(Records from a data collection)
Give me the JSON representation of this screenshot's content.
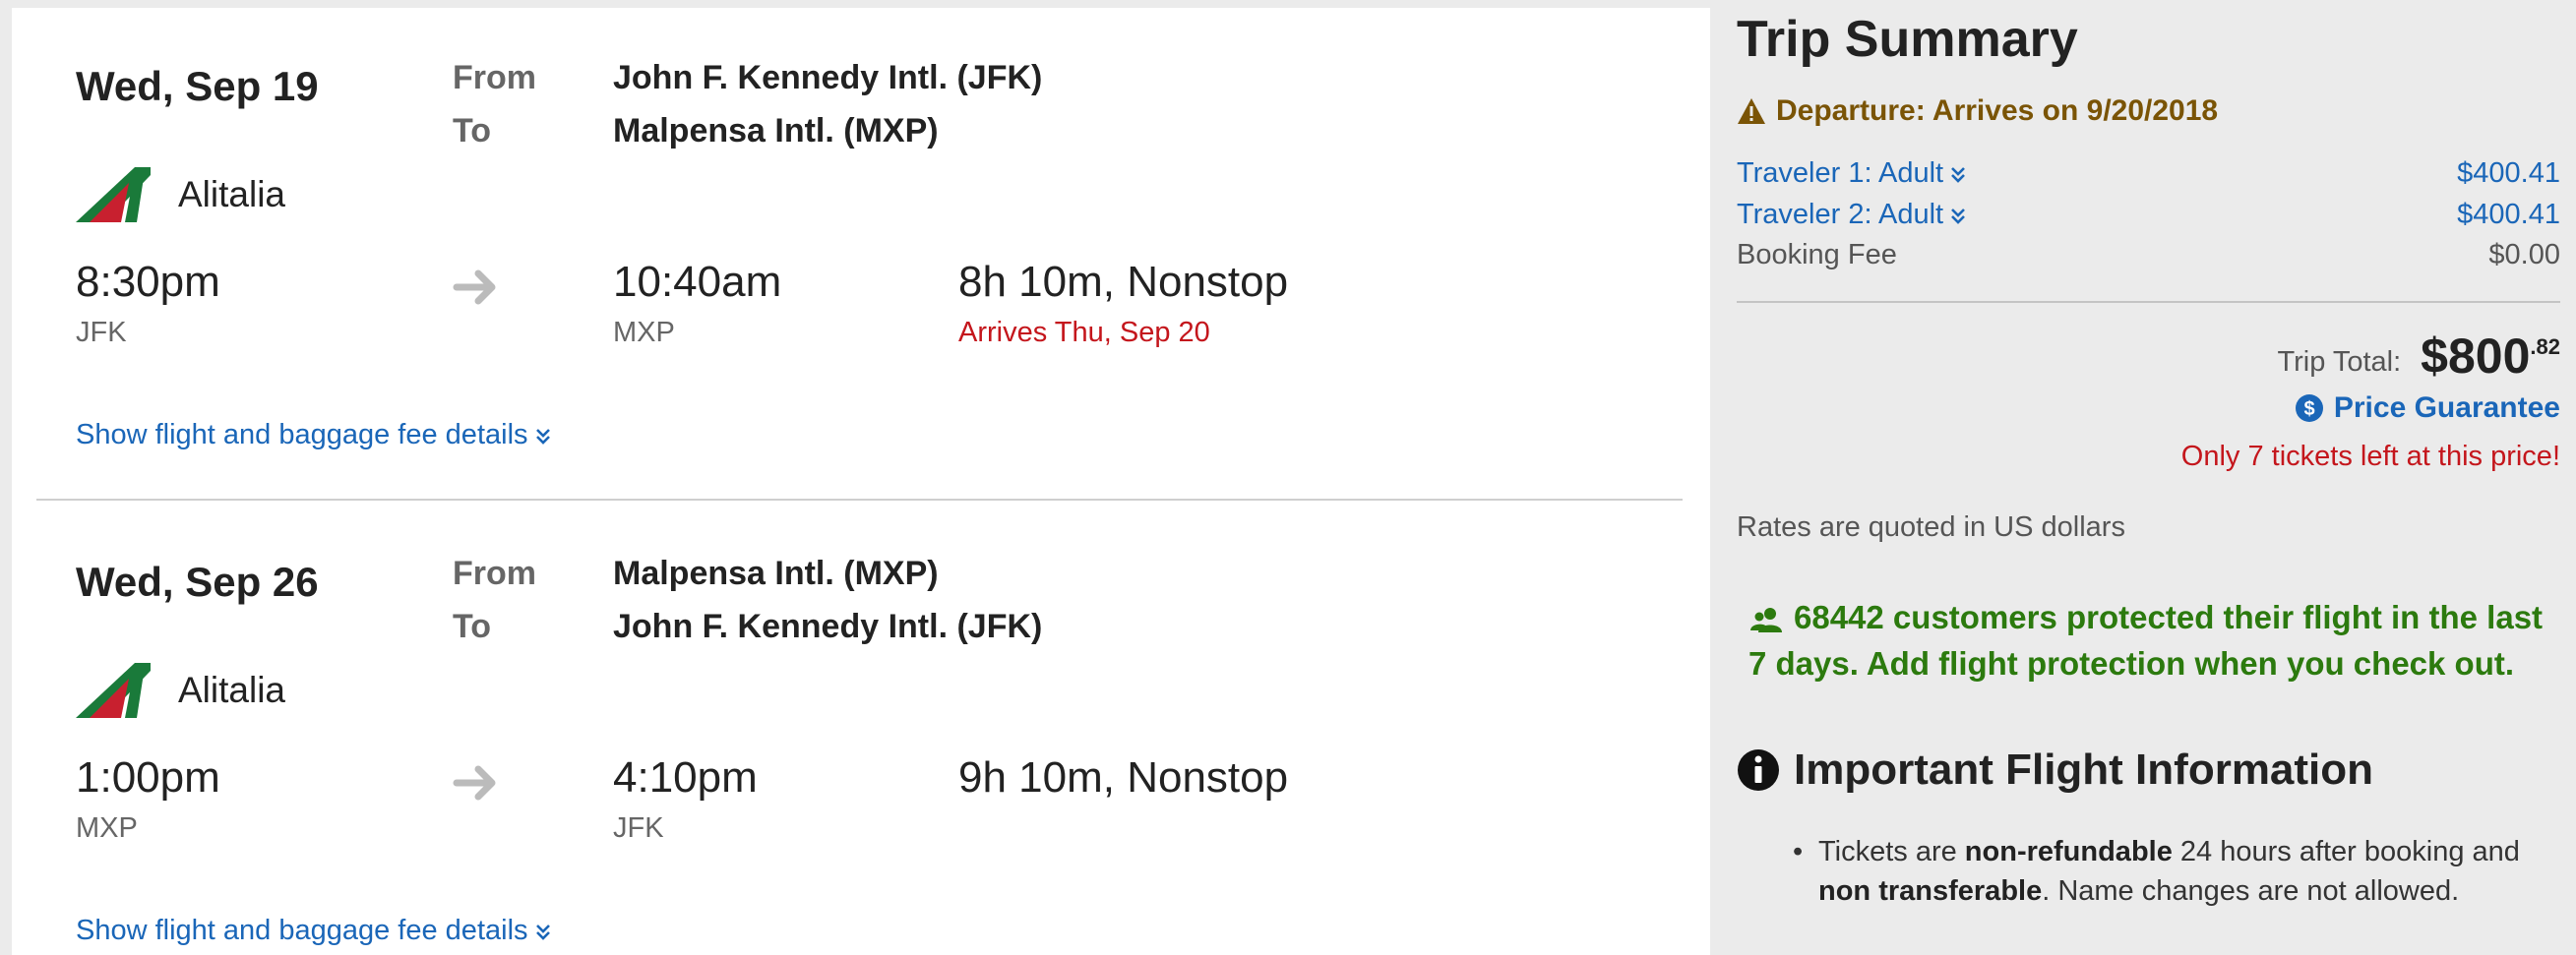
{
  "legs": [
    {
      "date": "Wed, Sep 19",
      "from_label": "From",
      "to_label": "To",
      "from_airport": "John F. Kennedy Intl. (JFK)",
      "to_airport": "Malpensa Intl. (MXP)",
      "airline": "Alitalia",
      "depart_time": "8:30pm",
      "depart_code": "JFK",
      "arrive_time": "10:40am",
      "arrive_code": "MXP",
      "duration": "8h 10m, Nonstop",
      "arrival_note": "Arrives Thu, Sep 20",
      "details_link": "Show flight and baggage fee details"
    },
    {
      "date": "Wed, Sep 26",
      "from_label": "From",
      "to_label": "To",
      "from_airport": "Malpensa Intl. (MXP)",
      "to_airport": "John F. Kennedy Intl. (JFK)",
      "airline": "Alitalia",
      "depart_time": "1:00pm",
      "depart_code": "MXP",
      "arrive_time": "4:10pm",
      "arrive_code": "JFK",
      "duration": "9h 10m, Nonstop",
      "details_link": "Show flight and baggage fee details"
    }
  ],
  "summary": {
    "title": "Trip Summary",
    "departure_warning": "Departure: Arrives on 9/20/2018",
    "travelers": [
      {
        "label": "Traveler 1: Adult",
        "amount": "$400.41"
      },
      {
        "label": "Traveler 2: Adult",
        "amount": "$400.41"
      }
    ],
    "booking_fee": {
      "label": "Booking Fee",
      "amount": "$0.00"
    },
    "trip_total": {
      "label": "Trip Total:",
      "dollars": "$800",
      "cents": ".82"
    },
    "price_guarantee": "Price Guarantee",
    "tickets_left": "Only 7 tickets left at this price!",
    "rates_note": "Rates are quoted in US dollars",
    "protection_note": "68442 customers protected their flight in the last 7 days. Add flight protection when you check out.",
    "important_heading": "Important Flight Information",
    "info_item": {
      "part1": "Tickets are ",
      "bold1": "non-refundable",
      "part2": " 24 hours after booking and ",
      "bold2": "non transferable",
      "part3": ". Name changes are not allowed."
    }
  },
  "colors": {
    "link_blue": "#1a66b8",
    "alert_red": "#c4161c",
    "warning_brown": "#7a5406",
    "protection_green": "#2c7a0e",
    "alitalia_green": "#1a7a3a",
    "alitalia_red": "#c8202f"
  },
  "icons": [
    "alitalia-logo",
    "arrow-right-icon",
    "chevron-double-down-icon",
    "warning-icon",
    "dollar-circle-icon",
    "users-icon",
    "info-icon"
  ]
}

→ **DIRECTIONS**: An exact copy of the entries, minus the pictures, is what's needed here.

→ **SOLUTION BELOW**:
Give me the JSON representation of this screenshot's content.
{
  "legs": [
    {
      "date": "Wed, Sep 19",
      "from_label": "From",
      "to_label": "To",
      "from_airport": "John F. Kennedy Intl. (JFK)",
      "to_airport": "Malpensa Intl. (MXP)",
      "airline": "Alitalia",
      "depart_time": "8:30pm",
      "depart_code": "JFK",
      "arrive_time": "10:40am",
      "arrive_code": "MXP",
      "duration": "8h 10m, Nonstop",
      "arrival_note": "Arrives Thu, Sep 20",
      "details_link": "Show flight and baggage fee details"
    },
    {
      "date": "Wed, Sep 26",
      "from_label": "From",
      "to_label": "To",
      "from_airport": "Malpensa Intl. (MXP)",
      "to_airport": "John F. Kennedy Intl. (JFK)",
      "airline": "Alitalia",
      "depart_time": "1:00pm",
      "depart_code": "MXP",
      "arrive_time": "4:10pm",
      "arrive_code": "JFK",
      "duration": "9h 10m, Nonstop",
      "details_link": "Show flight and baggage fee details"
    }
  ],
  "summary": {
    "title": "Trip Summary",
    "departure_warning": "Departure: Arrives on 9/20/2018",
    "travelers": [
      {
        "label": "Traveler 1: Adult",
        "amount": "$400.41"
      },
      {
        "label": "Traveler 2: Adult",
        "amount": "$400.41"
      }
    ],
    "booking_fee": {
      "label": "Booking Fee",
      "amount": "$0.00"
    },
    "trip_total": {
      "label": "Trip Total:",
      "dollars": "$800",
      "cents": ".82"
    },
    "price_guarantee": "Price Guarantee",
    "tickets_left": "Only 7 tickets left at this price!",
    "rates_note": "Rates are quoted in US dollars",
    "protection_note": "68442 customers protected their flight in the last 7 days. Add flight protection when you check out.",
    "important_heading": "Important Flight Information",
    "info_item": {
      "part1": "Tickets are ",
      "bold1": "non-refundable",
      "part2": " 24 hours after booking and ",
      "bold2": "non transferable",
      "part3": ". Name changes are not allowed."
    }
  },
  "colors": {
    "link_blue": "#1a66b8",
    "alert_red": "#c4161c",
    "warning_brown": "#7a5406",
    "protection_green": "#2c7a0e",
    "alitalia_green": "#1a7a3a",
    "alitalia_red": "#c8202f"
  },
  "icons": [
    "alitalia-logo",
    "arrow-right-icon",
    "chevron-double-down-icon",
    "warning-icon",
    "dollar-circle-icon",
    "users-icon",
    "info-icon"
  ]
}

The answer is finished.